Defendant-appellant further contends that the admission of the police complaint reporting the stolen license plate was so prejudicial to the defendant that a reversal of the conviction was necessary. With this we cannot agree.

There are several well established exceptions recognized to the general rule in Indiana that evidence of conduct which shows or tends to show that the defendant committed a crime separate and distinct from the crime with which he is charged is irrelevant and inadmissible. Evidence showing separate crimes is admissible if the purpose for its introduction is to show intent, motive, identity, guilty knowledge, or a common scheme or plan. Van Deveer v. State (1971), 256 Ind. 509, 269 N.E.2d 865; Zimmerman v. State (1921), 190 Ind. 537, 130 N.E. 235; Brown v. State (1970), 255 Ind. 47, 262 N.E.2d 515. "It is the probative value of such evidence to prove the crime charged that makes the evidence admissible and not the fact that it proves or tends to prove the defendant guilty of other crimes." Smith v. State (1939), 215 Ind. 629, 21 N.E.2d 709. These rules apply without regard to whether the challenged evidence relates to conduct occurring prior or subsequent to the offense charged. United States v. Hampton (1972), 7th Cir., 457 F.2d 299, cert. denied, 409 U.S. 856, 93 S. Ct. 136, 34 L. Ed. 2d 101; Grimes v. State (1972), Ind., 280 N.E.2d 575.
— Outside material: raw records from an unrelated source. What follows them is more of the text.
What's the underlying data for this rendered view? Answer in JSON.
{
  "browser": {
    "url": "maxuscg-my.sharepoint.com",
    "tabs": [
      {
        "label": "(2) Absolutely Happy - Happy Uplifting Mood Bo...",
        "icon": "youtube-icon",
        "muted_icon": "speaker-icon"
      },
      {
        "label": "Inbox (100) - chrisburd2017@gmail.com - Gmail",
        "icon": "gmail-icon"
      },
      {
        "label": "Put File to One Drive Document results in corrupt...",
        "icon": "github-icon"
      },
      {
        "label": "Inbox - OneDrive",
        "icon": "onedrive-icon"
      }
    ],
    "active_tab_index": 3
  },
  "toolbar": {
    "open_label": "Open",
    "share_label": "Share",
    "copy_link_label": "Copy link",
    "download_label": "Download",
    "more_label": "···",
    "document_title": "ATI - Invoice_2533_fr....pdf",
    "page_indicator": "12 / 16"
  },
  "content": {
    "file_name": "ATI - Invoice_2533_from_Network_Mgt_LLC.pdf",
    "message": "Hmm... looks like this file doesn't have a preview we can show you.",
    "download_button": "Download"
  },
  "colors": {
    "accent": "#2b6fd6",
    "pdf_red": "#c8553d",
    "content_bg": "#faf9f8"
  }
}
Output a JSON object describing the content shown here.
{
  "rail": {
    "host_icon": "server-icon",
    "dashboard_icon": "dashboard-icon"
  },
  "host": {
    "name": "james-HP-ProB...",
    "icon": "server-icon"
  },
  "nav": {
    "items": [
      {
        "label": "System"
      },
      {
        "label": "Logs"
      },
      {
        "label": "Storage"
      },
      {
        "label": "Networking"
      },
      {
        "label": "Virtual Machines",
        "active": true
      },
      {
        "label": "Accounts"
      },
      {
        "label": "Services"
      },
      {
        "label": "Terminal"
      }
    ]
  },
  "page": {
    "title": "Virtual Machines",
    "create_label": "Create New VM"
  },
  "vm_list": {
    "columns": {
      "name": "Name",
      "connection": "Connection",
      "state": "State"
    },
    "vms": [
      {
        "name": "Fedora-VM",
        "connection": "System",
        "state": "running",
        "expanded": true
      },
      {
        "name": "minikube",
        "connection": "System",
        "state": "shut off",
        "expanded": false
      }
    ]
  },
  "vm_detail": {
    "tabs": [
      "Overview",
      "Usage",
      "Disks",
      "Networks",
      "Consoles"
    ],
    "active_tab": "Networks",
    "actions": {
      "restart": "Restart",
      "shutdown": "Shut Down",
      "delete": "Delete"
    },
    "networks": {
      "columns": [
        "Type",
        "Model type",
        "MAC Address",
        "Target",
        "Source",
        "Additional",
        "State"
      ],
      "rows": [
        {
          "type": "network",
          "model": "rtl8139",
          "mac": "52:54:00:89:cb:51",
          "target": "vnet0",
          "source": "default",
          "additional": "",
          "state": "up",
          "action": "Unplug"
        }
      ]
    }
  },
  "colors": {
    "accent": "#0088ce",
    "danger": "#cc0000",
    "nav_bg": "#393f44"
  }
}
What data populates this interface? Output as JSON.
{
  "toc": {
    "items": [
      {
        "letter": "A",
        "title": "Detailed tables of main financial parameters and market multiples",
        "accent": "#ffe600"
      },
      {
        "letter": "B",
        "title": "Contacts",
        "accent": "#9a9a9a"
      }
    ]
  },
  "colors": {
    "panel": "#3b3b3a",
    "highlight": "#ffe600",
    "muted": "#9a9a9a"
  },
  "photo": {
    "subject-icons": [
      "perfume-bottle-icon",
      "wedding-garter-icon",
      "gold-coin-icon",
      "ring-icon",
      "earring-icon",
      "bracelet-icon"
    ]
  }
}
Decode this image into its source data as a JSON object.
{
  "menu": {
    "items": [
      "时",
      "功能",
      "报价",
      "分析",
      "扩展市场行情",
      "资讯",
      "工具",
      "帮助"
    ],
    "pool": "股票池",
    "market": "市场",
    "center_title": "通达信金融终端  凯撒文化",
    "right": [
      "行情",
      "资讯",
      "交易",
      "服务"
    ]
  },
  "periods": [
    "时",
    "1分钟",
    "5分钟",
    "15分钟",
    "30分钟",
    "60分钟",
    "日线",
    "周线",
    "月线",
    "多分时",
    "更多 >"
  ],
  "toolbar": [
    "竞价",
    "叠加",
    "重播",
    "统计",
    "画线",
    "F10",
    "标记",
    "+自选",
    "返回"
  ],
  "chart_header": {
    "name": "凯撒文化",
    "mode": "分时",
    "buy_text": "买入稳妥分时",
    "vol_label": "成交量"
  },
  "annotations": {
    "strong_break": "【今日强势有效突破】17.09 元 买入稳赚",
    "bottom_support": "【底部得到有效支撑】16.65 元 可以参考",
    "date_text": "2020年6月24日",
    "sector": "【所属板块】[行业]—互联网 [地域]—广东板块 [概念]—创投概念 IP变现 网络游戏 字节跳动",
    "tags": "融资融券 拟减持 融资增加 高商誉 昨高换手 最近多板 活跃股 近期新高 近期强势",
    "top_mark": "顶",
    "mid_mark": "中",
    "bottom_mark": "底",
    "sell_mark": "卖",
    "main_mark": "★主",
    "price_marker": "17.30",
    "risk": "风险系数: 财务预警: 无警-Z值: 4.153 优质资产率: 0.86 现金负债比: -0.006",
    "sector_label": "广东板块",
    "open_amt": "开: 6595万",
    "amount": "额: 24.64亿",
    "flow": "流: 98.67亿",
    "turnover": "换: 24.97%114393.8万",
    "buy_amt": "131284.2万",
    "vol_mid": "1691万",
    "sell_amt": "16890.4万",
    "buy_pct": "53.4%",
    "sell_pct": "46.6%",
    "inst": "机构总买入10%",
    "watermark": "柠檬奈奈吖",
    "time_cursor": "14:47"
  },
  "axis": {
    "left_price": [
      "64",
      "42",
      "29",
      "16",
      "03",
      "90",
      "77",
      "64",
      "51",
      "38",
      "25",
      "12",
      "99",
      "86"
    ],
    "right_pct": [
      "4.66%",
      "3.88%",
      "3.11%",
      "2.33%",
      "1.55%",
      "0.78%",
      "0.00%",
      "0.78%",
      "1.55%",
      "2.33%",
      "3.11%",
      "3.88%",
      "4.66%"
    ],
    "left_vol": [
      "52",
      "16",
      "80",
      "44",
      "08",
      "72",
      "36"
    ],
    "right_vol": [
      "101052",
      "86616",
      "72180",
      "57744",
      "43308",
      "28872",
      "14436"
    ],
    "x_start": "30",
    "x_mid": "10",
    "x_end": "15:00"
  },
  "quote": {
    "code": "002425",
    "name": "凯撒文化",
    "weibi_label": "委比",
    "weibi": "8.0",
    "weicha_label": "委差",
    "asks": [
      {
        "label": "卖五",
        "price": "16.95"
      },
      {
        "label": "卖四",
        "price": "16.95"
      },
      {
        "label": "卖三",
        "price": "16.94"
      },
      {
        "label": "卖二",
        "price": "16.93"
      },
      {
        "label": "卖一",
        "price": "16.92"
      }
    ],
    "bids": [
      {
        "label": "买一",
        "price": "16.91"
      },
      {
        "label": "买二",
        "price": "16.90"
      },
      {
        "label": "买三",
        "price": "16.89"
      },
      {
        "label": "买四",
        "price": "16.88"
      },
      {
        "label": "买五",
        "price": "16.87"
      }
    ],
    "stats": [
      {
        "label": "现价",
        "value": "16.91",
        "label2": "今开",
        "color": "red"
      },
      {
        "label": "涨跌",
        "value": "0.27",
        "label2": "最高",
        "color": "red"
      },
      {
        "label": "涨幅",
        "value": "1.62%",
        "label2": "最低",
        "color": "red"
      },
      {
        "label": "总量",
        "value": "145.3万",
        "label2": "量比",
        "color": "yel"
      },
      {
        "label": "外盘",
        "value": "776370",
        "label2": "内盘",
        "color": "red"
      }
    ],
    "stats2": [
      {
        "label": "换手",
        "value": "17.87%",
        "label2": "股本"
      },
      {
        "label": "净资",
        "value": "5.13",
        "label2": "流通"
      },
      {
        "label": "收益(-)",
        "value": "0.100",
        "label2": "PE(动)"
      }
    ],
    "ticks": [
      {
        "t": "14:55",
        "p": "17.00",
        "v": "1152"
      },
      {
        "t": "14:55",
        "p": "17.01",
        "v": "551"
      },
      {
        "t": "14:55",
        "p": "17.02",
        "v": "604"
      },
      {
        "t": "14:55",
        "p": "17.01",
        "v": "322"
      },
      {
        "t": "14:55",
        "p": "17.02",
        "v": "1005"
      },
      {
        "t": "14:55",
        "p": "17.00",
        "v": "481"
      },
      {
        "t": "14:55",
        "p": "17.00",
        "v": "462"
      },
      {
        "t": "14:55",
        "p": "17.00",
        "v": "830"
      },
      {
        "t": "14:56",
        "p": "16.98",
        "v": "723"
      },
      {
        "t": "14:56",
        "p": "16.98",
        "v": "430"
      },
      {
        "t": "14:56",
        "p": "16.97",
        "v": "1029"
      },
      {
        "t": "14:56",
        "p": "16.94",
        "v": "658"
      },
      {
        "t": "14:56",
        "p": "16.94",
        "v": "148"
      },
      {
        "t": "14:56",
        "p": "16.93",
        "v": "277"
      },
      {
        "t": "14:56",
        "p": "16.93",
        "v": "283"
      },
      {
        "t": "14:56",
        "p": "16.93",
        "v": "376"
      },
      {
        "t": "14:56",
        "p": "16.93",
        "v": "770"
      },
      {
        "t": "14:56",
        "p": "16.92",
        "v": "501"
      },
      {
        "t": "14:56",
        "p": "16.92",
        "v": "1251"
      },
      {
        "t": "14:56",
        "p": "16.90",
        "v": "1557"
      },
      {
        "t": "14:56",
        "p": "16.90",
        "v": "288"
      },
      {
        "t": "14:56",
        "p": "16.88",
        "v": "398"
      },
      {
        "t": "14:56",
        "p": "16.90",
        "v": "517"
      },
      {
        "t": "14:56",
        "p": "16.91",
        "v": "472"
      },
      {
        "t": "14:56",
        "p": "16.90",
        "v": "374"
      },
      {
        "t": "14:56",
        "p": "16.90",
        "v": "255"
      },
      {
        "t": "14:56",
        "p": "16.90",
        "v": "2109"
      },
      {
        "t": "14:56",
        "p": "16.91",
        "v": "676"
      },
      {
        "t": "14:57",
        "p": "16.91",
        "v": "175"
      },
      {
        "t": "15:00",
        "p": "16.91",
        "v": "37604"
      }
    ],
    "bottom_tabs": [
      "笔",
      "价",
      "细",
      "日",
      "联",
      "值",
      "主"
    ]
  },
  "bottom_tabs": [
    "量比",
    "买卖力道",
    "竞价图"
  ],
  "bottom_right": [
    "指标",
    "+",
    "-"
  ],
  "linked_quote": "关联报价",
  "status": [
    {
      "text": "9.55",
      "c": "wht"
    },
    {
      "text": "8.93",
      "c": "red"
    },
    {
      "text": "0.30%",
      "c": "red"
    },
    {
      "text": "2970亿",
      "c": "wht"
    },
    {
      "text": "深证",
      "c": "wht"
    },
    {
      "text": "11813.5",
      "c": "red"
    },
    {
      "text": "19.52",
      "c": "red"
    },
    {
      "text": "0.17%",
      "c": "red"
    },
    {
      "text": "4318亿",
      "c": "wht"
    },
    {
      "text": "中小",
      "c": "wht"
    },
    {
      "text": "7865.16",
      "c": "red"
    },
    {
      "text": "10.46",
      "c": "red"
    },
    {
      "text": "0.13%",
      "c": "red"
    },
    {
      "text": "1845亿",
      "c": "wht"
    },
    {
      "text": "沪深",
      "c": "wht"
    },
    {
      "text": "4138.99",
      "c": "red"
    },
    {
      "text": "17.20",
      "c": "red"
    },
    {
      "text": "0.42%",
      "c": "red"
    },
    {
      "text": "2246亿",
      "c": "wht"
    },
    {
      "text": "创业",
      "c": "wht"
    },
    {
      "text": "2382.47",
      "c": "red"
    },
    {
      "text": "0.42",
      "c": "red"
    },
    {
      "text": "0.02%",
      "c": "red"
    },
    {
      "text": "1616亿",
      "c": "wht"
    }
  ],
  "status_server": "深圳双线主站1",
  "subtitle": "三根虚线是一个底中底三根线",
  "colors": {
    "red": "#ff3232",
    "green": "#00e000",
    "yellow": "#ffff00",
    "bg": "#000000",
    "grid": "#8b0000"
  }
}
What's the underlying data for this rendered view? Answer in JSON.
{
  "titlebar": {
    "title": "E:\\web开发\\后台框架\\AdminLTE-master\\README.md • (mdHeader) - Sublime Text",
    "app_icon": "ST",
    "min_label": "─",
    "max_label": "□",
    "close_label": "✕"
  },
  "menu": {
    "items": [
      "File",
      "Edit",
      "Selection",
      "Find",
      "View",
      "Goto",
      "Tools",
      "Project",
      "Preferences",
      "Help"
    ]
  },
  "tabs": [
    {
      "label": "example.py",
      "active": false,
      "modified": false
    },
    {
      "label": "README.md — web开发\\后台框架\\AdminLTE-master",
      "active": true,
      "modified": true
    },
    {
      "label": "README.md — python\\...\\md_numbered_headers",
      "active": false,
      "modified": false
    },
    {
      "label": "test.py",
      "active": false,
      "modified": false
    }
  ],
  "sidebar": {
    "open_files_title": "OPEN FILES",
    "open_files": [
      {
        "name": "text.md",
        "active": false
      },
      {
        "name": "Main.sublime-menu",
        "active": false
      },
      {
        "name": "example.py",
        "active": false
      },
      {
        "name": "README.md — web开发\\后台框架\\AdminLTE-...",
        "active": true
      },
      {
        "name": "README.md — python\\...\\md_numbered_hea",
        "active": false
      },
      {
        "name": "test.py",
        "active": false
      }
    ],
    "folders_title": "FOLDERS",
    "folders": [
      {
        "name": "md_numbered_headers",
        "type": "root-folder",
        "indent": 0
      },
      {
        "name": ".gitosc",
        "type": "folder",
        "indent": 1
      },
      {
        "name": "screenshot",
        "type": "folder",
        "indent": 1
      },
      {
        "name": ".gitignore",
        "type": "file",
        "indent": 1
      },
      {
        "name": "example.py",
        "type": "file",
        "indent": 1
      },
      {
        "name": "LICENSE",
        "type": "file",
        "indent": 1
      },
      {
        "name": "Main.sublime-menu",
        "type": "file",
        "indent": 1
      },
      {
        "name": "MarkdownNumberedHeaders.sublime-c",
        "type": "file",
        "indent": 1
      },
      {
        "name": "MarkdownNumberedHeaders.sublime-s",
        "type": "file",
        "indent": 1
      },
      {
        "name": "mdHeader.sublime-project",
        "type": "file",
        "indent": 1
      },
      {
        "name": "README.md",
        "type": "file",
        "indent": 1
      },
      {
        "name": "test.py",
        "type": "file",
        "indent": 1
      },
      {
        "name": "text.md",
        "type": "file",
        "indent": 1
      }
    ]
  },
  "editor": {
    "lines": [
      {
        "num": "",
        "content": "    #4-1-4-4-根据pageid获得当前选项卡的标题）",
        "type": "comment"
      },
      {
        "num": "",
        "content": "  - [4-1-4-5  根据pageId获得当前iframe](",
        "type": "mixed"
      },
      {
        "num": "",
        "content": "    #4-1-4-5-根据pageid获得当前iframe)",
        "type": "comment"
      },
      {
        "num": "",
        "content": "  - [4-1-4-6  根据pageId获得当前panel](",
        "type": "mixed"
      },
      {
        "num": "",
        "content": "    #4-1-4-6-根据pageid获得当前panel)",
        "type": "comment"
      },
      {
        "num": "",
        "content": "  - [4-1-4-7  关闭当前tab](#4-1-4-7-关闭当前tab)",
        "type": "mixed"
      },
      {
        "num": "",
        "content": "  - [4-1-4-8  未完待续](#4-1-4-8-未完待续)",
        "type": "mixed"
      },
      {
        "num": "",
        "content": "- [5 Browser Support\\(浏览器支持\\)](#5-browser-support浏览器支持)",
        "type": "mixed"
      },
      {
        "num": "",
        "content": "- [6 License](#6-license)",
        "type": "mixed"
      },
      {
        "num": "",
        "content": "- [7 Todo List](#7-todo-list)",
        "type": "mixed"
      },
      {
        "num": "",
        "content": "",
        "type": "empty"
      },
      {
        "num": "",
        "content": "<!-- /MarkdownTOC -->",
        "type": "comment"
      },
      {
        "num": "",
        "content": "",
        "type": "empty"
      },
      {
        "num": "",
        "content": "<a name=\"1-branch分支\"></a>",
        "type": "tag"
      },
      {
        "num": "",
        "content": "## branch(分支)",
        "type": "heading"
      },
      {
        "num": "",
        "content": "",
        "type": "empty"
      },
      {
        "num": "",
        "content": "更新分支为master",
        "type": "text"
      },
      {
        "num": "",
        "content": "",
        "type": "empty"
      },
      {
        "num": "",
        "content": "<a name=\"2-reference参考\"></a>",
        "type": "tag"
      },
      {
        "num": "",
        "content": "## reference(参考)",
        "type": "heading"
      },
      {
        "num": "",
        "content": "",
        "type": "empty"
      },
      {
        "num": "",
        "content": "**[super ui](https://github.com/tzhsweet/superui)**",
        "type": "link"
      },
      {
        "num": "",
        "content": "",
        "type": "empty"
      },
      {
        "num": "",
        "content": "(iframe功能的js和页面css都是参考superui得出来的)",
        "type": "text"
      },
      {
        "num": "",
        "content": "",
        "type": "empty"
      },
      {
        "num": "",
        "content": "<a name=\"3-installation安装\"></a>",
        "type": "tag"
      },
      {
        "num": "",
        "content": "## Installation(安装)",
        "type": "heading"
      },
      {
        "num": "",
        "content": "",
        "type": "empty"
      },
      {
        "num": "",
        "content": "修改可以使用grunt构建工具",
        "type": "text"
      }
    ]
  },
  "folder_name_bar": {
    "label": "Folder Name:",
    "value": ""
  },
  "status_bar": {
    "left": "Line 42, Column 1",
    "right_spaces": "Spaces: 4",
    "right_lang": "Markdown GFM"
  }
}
We are of the opinion that evidence concerning the disappearance of the license plate number 84 C 3682 from the automobile of Mr. McGee on the same day that the Pontiac automobile in issue was stolen, considered together with the fact that that license plate was on the stolen Pontiac which was in the possession of defendant-appellant when he was apprehended, was of probative value to prove the crime charged, as it tended to show and connect license plate number 84 C 3682 with the theft of the Pontiac automobile as a part of a common plan and thereby tended to negate defendant-appellant's contention to the contrary.

State's Exhibit 4-A was not inadmissible under the hearsay rule, as the evidence was not offered to prove a theft of the license plate, but was merely offered to establish that the loss report had been made. Boles v. State (1973) Ind., 291 N.E.2d 357. Thus, for the reasons stated above, defendant-appellant was not prejudiced by the admission of State's Exhibit 4-A.

Appellant's fifth issue presented was that the court erred in admitting State's Exhibit 3-A, a police officer's report, for the reason it was inadmissible, hearsay and was not the best evidence.

Witnesses Ronald Adams, manager of Adams Pontiac in Terre Haute, and Howard Potter, owner of the Pontiac automobile which had been stolen when left at the Pontiac Sales for repairs on the date of the theft, testified as to the ownership of the car, its make, body style, color, motor number, and the dealer's license plate which was on it.

*835 State's Exhibit 3-A contained the same information which was given to the jury by witnesses Adams and Potter and therefore we are of the opinion that the admission of the police report into evidence is merely cumulative, as it gave the jury no information that it did not already have.

Defendant-appellant has failed to show in what manner he was harmed by the error he asserts. Additionally, State's Exhibit 3-A was introduced to show that a complaint had been made and thus was not inadmissible under the hearsay rule. Boles v. State, supra.

Error, if any was made, in the admission of State's Exhibits 3-A and 4-A was harmless.

Judgment affirmed.

ROBERTSON, P.J., and LYBROOK, J., concur.